Man’s solution to his problems was thus not growth and maturation, not work and planning, but rather the attempt as his own god to reorder reality in terms of his own will.
Since then, history has been the repeated attempts of man to legislate reality into conformity to his will. Problems are not to be dealt with in terms of Eden’s “primitive” way but by fiat legislation. The state becomes the great agency whereby man as god seeks to hurl his fiats against the world, demanding that the world be transformed by the will of the state.
As a result, fallen man seeks for the abolition of all evil by means of law. Are there problems sometimes with parents, and in a number of families? Abolish the family. Are there problems in industry, and in the operation of the free market? Control industry, and abolish the free market. The logic leads to a final conclusion: is life a continual problem? Abolish life: suicide answers all questions!
The world, and all things therein, as God created it, was “very good” (Gen. 1:31). Disorder and chaos are products of sin. The very demand for perfection is a creation of chaos and confusion.
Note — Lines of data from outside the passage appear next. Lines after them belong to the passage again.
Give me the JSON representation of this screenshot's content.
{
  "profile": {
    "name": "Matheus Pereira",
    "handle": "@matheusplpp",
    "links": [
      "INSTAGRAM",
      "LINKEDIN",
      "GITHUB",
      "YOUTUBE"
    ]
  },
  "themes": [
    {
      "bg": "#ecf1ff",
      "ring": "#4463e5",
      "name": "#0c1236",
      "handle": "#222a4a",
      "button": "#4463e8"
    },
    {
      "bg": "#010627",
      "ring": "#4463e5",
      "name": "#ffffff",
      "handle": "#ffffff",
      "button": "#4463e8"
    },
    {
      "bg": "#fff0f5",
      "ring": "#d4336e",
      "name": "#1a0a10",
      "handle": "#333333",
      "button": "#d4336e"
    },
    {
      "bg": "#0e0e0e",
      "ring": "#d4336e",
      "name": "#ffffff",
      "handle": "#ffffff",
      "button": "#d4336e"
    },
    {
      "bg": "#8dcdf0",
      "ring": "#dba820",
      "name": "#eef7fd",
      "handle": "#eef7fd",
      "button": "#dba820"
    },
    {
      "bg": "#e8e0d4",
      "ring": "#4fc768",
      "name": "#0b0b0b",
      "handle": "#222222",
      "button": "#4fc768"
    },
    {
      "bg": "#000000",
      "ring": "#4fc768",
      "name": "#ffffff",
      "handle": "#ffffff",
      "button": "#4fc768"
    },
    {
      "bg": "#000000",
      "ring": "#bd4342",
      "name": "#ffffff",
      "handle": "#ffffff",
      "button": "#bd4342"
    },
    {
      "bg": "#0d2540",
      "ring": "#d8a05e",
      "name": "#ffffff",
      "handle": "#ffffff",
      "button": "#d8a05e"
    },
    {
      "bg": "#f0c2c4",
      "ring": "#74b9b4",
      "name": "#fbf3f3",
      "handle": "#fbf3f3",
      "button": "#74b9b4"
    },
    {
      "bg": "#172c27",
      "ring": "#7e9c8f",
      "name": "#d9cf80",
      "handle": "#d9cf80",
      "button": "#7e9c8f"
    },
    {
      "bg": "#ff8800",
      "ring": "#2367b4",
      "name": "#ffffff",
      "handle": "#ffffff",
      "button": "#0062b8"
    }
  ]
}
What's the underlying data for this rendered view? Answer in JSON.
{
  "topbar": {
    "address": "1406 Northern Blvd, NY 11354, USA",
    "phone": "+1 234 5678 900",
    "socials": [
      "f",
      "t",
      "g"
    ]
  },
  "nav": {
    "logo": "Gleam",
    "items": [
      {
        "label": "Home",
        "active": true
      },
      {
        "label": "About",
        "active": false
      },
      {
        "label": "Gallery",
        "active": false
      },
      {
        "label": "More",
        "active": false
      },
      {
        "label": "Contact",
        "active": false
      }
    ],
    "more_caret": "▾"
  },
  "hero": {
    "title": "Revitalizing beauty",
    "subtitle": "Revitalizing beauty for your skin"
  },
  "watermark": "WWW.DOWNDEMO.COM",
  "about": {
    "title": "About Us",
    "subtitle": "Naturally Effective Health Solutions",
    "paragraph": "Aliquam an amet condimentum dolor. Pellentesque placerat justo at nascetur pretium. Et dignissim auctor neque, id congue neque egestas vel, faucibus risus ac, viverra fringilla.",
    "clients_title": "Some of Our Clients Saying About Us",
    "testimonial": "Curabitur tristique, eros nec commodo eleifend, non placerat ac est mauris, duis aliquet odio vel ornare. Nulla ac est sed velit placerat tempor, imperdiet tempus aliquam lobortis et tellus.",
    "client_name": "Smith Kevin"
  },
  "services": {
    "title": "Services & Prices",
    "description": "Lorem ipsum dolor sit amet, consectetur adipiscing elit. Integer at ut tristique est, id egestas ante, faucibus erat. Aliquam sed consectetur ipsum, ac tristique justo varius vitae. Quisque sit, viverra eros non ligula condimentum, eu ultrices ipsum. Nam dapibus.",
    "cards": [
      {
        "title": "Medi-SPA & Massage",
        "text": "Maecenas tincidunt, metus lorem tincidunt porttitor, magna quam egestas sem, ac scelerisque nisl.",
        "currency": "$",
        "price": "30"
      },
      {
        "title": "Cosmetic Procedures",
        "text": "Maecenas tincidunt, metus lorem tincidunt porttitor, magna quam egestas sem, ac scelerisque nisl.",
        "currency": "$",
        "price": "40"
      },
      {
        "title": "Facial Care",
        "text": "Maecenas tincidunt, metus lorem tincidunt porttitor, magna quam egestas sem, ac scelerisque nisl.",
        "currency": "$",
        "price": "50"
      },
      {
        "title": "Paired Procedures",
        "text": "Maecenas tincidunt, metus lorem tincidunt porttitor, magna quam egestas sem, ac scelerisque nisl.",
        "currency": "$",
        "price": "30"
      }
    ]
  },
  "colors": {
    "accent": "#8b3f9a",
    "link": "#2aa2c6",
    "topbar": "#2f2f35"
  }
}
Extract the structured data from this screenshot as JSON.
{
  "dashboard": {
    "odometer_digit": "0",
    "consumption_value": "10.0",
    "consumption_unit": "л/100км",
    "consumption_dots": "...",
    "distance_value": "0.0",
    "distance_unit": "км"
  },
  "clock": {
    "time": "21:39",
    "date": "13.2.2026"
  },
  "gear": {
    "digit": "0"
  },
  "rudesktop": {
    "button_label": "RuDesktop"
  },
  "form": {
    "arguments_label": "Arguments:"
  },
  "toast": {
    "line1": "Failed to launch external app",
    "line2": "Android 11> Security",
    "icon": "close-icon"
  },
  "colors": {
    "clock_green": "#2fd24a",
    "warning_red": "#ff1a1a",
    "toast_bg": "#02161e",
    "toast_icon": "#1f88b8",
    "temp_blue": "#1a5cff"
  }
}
Men, however, are now accustomed to regarding their desires for perfection as legitimate demands to make on God, man, and society. What do I need, they ask, to enrich my life and give me what I believe is necessary for self-realization? Is it more money, a new home, husband, wife, children, or another job? Then God and life must supply it, or else we will “punish” God and man by being miserable, sulky, and petty!
This is clearly the attitude of all too many people. A very large percentage of all pastoral, psychological, and personnel problems have their roots in such demands. All too many people throw a tantrum and expect the world to come to a halt with an awed hush, and then jump to do their will! Even worse, such people, with their demands for perfection, do more than mess up their own lives and the lives of all who are near them. They are all too often effective in other arenas as well. They are citizens, church members, workers, executives, union members, corporation council members, and more. The demand for perfection now is carried into one sphere after another.
The result is tantrum legislation to satisfy those who scream the loudest. Tantrum legislation seeks to bypass human factors and relationships, as well as work and forethought, to give man instant utopia. The result instead is the march of hell, which, like the Sahara and its winds, erodes everything it touches.
Perfection, as maturity, is not a product of legislation but of growth, faith, and work. Humanistic law has too long been loaded with all kinds of utopian expectations and has been a fertile source of increasing disorder. Laws whose premise is a radical immaturity as well as a sinful rebellion against God can contribute nothing to society except more erosion.
The very ancient definition of tyrant in Greek was one who rules without God. Humanistic law is tyranny.
- R. J. Rushdoony
Rev. R.J. Rushdoony (1916–2001), was a leading theologian, church/state expert, and author of numerous works on the application of Biblical law to society. He started the Chalcedon Foundation in 1965. His Institutes of Biblical Law (1973) began the contemporary theonomy movement which posits the validity of Biblical law as God’s standard of obedience for all. He therefore saw God’s law as the basis of the modern Christian response to the cultural decline, one he attributed to the church’s false view of God’s law being opposed to His grace. This broad Christian response he described as “Christian Reconstruction.” He is credited with igniting the modern Christian school and homeschooling movements in the mid to late 20th century. He also traveled extensively lecturing and serving as an expert witness in numerous court cases regarding religious liberty. Many ministry and educational efforts that continue today, took their philosophical and Biblical roots from his lectures and books.